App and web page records
◆ ◆ ◆ ◆ ◆ ◆ ◆

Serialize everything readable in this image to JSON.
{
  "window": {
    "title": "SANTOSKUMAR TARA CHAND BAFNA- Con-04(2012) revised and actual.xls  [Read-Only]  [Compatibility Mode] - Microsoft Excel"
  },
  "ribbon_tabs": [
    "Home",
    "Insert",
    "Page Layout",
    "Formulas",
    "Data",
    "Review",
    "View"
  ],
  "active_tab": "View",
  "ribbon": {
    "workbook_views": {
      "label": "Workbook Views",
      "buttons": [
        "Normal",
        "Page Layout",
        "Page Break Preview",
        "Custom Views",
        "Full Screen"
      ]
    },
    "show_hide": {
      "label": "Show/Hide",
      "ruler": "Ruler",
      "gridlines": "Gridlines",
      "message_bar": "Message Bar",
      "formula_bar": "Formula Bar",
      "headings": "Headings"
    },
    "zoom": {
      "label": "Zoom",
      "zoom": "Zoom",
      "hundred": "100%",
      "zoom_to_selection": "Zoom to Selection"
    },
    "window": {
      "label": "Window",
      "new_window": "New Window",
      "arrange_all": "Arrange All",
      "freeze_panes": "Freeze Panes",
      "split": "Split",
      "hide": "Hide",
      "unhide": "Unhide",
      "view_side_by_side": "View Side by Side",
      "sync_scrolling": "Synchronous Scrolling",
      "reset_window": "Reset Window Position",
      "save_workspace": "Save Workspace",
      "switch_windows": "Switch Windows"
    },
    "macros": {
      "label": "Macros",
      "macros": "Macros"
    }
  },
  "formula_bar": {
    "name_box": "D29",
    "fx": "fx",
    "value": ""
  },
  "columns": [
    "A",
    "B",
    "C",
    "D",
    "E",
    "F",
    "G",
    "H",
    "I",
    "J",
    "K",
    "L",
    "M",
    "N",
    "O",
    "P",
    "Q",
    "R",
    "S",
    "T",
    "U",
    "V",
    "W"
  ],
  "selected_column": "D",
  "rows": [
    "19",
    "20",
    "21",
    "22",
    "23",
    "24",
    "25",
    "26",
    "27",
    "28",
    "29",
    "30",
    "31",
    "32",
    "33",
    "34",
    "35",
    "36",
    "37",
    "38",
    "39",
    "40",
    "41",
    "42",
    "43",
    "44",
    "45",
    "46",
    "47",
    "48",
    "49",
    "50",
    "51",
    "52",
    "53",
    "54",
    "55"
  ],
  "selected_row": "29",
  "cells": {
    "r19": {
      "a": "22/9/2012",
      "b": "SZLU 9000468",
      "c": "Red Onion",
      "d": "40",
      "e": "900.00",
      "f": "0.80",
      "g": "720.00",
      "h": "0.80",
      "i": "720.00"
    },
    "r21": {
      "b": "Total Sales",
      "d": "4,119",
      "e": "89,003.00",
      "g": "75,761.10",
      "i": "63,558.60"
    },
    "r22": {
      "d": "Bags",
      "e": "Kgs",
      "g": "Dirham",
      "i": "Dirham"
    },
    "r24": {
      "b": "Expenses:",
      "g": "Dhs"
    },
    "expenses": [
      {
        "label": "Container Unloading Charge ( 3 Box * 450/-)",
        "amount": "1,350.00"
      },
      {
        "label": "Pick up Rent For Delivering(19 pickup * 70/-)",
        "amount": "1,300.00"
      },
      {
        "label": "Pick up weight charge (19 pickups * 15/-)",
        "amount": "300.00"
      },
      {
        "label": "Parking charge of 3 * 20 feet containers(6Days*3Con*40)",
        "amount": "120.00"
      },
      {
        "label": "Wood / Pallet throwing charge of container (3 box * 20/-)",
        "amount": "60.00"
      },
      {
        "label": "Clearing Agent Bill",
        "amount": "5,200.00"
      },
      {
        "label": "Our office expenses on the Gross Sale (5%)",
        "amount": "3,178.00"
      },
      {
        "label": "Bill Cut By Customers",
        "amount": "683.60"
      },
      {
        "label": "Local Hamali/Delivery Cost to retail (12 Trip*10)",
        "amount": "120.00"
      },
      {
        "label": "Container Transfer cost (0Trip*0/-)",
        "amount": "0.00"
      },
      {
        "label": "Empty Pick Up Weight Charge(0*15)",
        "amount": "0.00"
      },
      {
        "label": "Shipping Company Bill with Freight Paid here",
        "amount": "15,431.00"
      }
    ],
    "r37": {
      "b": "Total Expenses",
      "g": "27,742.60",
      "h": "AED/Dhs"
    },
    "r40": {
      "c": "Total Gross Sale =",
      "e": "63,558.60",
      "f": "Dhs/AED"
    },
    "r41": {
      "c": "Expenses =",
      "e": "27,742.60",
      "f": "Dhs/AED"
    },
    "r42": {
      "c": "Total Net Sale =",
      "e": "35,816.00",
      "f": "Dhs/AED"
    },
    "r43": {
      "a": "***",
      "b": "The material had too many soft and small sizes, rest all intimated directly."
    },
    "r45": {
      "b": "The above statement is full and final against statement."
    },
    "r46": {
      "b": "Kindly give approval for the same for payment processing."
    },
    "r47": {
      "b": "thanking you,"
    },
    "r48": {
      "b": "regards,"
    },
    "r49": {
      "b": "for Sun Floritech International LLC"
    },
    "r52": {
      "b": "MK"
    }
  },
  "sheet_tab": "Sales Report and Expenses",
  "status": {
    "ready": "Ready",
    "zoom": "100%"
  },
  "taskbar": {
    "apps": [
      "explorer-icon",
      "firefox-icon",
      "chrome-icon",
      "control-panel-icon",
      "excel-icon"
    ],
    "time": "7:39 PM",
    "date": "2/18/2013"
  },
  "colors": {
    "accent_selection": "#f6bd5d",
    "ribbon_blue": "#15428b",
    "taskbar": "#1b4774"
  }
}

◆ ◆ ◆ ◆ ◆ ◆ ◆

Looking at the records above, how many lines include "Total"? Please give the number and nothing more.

4